Posted October 12, 1999 7:00 a.m. EDT
RALEIGH — Some growth experts say designing communities with a neighborhood-friendly mix of stores and offices will help stop urban sprawl. Developer J. Willie York had the same idea in 1949 when he designed Raleigh's Cameron Village.
"My dad, I remember him taking me out here and riding me through when it was just woods, and I remember part of it being built," says Smedes York, whose father liked the idea of building a collection of stores and offices surrounded by new homes and apartments.
"He says that one of the city council people who, at that time, said, well, that he didn't mind if we had a service station and perhaps one other store. In other words, they didn't quite get the concept, but it was a revolutionary concept."
"At that time, there were no malls," York says. "The idea was for storefront parking, free parking, common management, you know, a uniform look and common promotion."
Cameron Village began to attract a lot of shoppers that had been spending their money downtown. Eventually, several downtown stores followed the shoppers to Cameron Village.

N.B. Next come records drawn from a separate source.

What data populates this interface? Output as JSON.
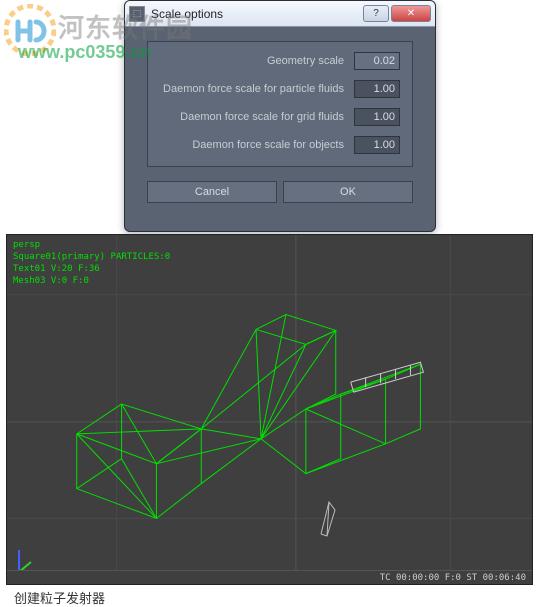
{
  "watermark": {
    "text": "河东软件园",
    "url": "www.pc0359.cn"
  },
  "dialog": {
    "title": "Scale options",
    "fields": [
      {
        "label": "Geometry scale",
        "value": "0.02"
      },
      {
        "label": "Daemon force scale for particle fluids",
        "value": "1.00"
      },
      {
        "label": "Daemon force scale for grid fluids",
        "value": "1.00"
      },
      {
        "label": "Daemon force scale for objects",
        "value": "1.00"
      }
    ],
    "buttons": {
      "cancel": "Cancel",
      "ok": "OK"
    },
    "winbtn": {
      "help": "?",
      "close": "✕"
    }
  },
  "viewport": {
    "hud": "persp\nSquare01(primary) PARTICLES:0\nText01 V:20 F:36\nMesh03 V:0 F:0",
    "status": "TC 00:00:00   F:0   ST 00:06:40"
  },
  "caption": "创建粒子发射器"
}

"We moved down here when the city of Raleigh took it upon itself to tear up Fayetteville Street and put the mall in place, which promptly destroyed business all up and down the street," says Frank Ragsdale, owner of Jolly's Jewelers. "There was no place for anybody to park."
When the new malls were built beyond the beltline, shoppers gave up parking convenience for big department stores and familiar franchise chains. The malls forced Cameron Village to change its look and focus on small specialty stores to generate new interest.
"I think that in the 70s and 80s, maybe, the move was to 'Bigger is better.' But I think people now want to come back to a more human scale, a more pedestrian scale," York says. "Cameron Village is right in touch with that trend."
City planners are looking to the center's success as a model of smart development and an antidote to commuter traffic snarls and isolated neighborhoods.
"My dad is a visionary," York says. "He's a visionary today and was a visionary 50 years ago. And he has done a project here that has stood the test of time."
Cameron Village is celebrating its 50th anniversary on Saturday night from 6 - 10 p.m. Bands will be playing swing music, the sound that was popular when Cameron Village was built.